→ TASK REQUIREMENTS
Give each line of the records again exactly and omit every picture.

→ DATA TO USE
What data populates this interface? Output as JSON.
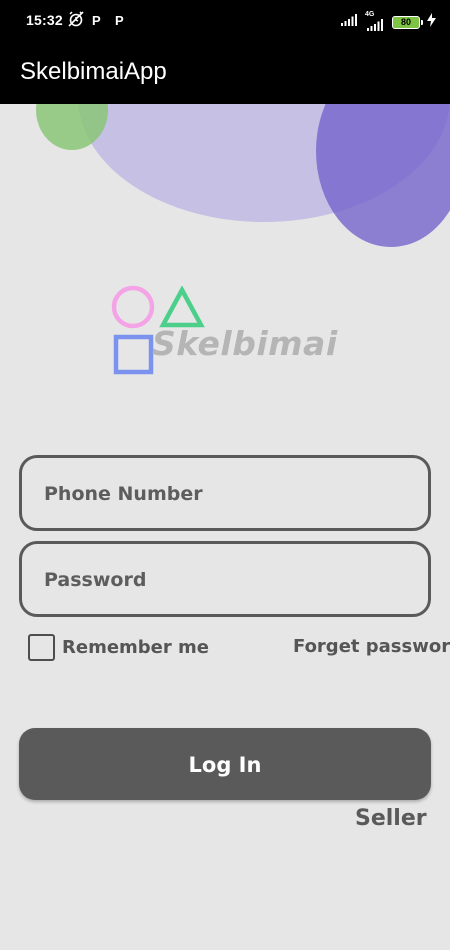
{
  "status_bar": {
    "time": "15:32",
    "p_icon_1": "P",
    "p_icon_2": "P",
    "network_type": "4G",
    "battery_level": "80",
    "icons": [
      "alarm-off-icon",
      "parking-icon",
      "parking-icon",
      "signal-icon",
      "signal-4g-icon",
      "battery-icon",
      "charging-icon"
    ]
  },
  "app_bar": {
    "title": "SkelbimaiApp"
  },
  "logo": {
    "text": "Skelbimai",
    "colors": {
      "circle": "#f4a3e6",
      "triangle": "#4ccf8a",
      "square": "#7b93ee"
    }
  },
  "form": {
    "phone_placeholder": "Phone Number",
    "password_placeholder": "Password",
    "remember_label": "Remember me",
    "remember_checked": false,
    "forget_label": "Forget password",
    "login_label": "Log In",
    "seller_label": "Seller"
  },
  "colors": {
    "background": "#e6e6e6",
    "app_bar": "#000000",
    "button": "#5a5a5a",
    "blob_lilac": "#aca4e2",
    "blob_violet": "#7262cc",
    "blob_green": "#86c470"
  }
}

→ ANSWER TO THIS PROBLEM
What data populates this interface? Output as JSON.
{
  "status_bar": {
    "time": "15:32",
    "p_icon_1": "P",
    "p_icon_2": "P",
    "network_type": "4G",
    "battery_level": "80",
    "icons": [
      "alarm-off-icon",
      "parking-icon",
      "parking-icon",
      "signal-icon",
      "signal-4g-icon",
      "battery-icon",
      "charging-icon"
    ]
  },
  "app_bar": {
    "title": "SkelbimaiApp"
  },
  "logo": {
    "text": "Skelbimai",
    "colors": {
      "circle": "#f4a3e6",
      "triangle": "#4ccf8a",
      "square": "#7b93ee"
    }
  },
  "form": {
    "phone_placeholder": "Phone Number",
    "password_placeholder": "Password",
    "remember_label": "Remember me",
    "remember_checked": false,
    "forget_label": "Forget password",
    "login_label": "Log In",
    "seller_label": "Seller"
  },
  "colors": {
    "background": "#e6e6e6",
    "app_bar": "#000000",
    "button": "#5a5a5a",
    "blob_lilac": "#aca4e2",
    "blob_violet": "#7262cc",
    "blob_green": "#86c470"
  }
}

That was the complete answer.